All in all I drove about 120 miles, and I could have easily done it again, but by this time it had gotten dark again, and I was ready for another good dose of mountain food. It was time… for BBQ.
I stopped at the Hill’s Top BBQ just south of Jackson, walked in and was instantly greeted as if I were a long lost relative. The restaurant was cozy and lush with Christmas decor, each table having no less than 6 different bottles of sauce to choose from. Yep, I tried them all too. I had a platter of chicken tenders, wings, fries, pulled pork and potato salad, and Lord it was SO good.
After gouging myself in wings, I sat back and reflected on just how different things were here compared to home. I couldn’t get service this fast at a drive-thru, let alone a full fledged restaurant.

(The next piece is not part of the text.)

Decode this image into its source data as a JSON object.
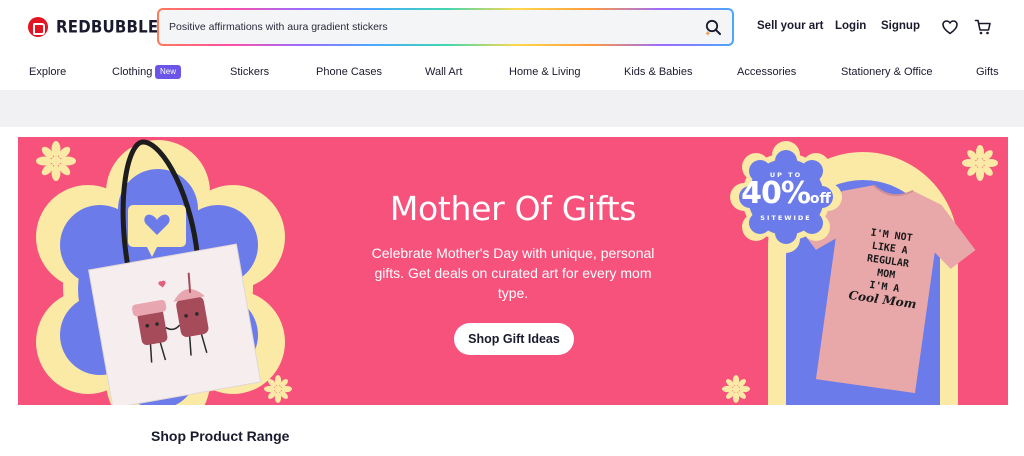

And the people were extraordinarily friendly, so much that I found it almost unnerving. Even when I stopped for ice cream at a Dairy Queen, the DQ girl who took my order was ridiculously friendly.
“How are you today, sir?” She greeted me in an almost singsong voice. “Are you all bundled up and warm tonight?”
“Umm… Yeah… I’m doing good here…” I had to suppress my Brooklyn inclination to tell her, “WHATAYOUTHINK??” before grabbing my blizzard sundae and tossing change at her.
Yep, this New Yawker flatlander definitely isn’t used to this level of friendliness. You know, where people actually enjoy treating each other like human beings. :-D
After BBQ and another cozy evening by the fireplace, I would spend one more day here before returning home. I found just enough time in the morning to visit Jackson again while it was still snowing, driving through some of the residential areas and taking snapshots of some of the beautiful scenery here.
It’s funny, New Hampshire was never on my radar before, but after the past few days I’m kicking myself for not having visited here sooner. It was so tough to leave, but I promised myself I would return again this February, if only to go snowmobiling for a day.
On the way back home I took a little time to visit Concord and Manchester, nice little cities from what I could tell, but it occurred to me that without the mountains, this part of the state just didn’t do as much for me as Jackson and North Conway did. I arrived at New London in Connecticut and took the ferry back to Long Island. Flat, crowded, boring, hostile Long Island. Sigh.
I may be a resident of a flat and ugly island, but in my heart I will always be a man of the mountains.
Flickr Stream of Photos Taken During This Time Span